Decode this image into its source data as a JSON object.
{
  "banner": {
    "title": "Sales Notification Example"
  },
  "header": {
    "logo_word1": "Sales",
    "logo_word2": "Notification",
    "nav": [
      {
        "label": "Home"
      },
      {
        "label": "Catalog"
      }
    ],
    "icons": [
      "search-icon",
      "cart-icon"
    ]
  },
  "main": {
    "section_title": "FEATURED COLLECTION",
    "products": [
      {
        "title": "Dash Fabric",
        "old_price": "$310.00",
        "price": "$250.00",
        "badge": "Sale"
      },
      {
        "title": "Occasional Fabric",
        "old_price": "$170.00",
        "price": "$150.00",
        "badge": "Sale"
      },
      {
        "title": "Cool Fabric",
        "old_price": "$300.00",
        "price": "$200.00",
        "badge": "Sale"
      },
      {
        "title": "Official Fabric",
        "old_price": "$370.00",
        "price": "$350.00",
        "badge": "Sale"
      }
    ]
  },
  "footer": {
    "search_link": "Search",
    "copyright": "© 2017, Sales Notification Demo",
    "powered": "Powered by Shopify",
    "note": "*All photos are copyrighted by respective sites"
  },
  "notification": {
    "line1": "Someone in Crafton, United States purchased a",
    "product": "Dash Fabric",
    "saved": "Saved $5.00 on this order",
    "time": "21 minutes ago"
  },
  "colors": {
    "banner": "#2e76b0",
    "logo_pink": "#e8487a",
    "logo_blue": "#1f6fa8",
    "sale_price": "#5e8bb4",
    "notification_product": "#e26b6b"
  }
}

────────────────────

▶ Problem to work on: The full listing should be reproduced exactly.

▶ Answer box:
Decode this image into its source data as a JSON object.
{
  "banner": {
    "title": "Sales Notification Example"
  },
  "header": {
    "logo_word1": "Sales",
    "logo_word2": "Notification",
    "nav": [
      {
        "label": "Home"
      },
      {
        "label": "Catalog"
      }
    ],
    "icons": [
      "search-icon",
      "cart-icon"
    ]
  },
  "main": {
    "section_title": "FEATURED COLLECTION",
    "products": [
      {
        "title": "Dash Fabric",
        "old_price": "$310.00",
        "price": "$250.00",
        "badge": "Sale"
      },
      {
        "title": "Occasional Fabric",
        "old_price": "$170.00",
        "price": "$150.00",
        "badge": "Sale"
      },
      {
        "title": "Cool Fabric",
        "old_price": "$300.00",
        "price": "$200.00",
        "badge": "Sale"
      },
      {
        "title": "Official Fabric",
        "old_price": "$370.00",
        "price": "$350.00",
        "badge": "Sale"
      }
    ]
  },
  "footer": {
    "search_link": "Search",
    "copyright": "© 2017, Sales Notification Demo",
    "powered": "Powered by Shopify",
    "note": "*All photos are copyrighted by respective sites"
  },
  "notification": {
    "line1": "Someone in Crafton, United States purchased a",
    "product": "Dash Fabric",
    "saved": "Saved $5.00 on this order",
    "time": "21 minutes ago"
  },
  "colors": {
    "banner": "#2e76b0",
    "logo_pink": "#e8487a",
    "logo_blue": "#1f6fa8",
    "sale_price": "#5e8bb4",
    "notification_product": "#e26b6b"
  }
}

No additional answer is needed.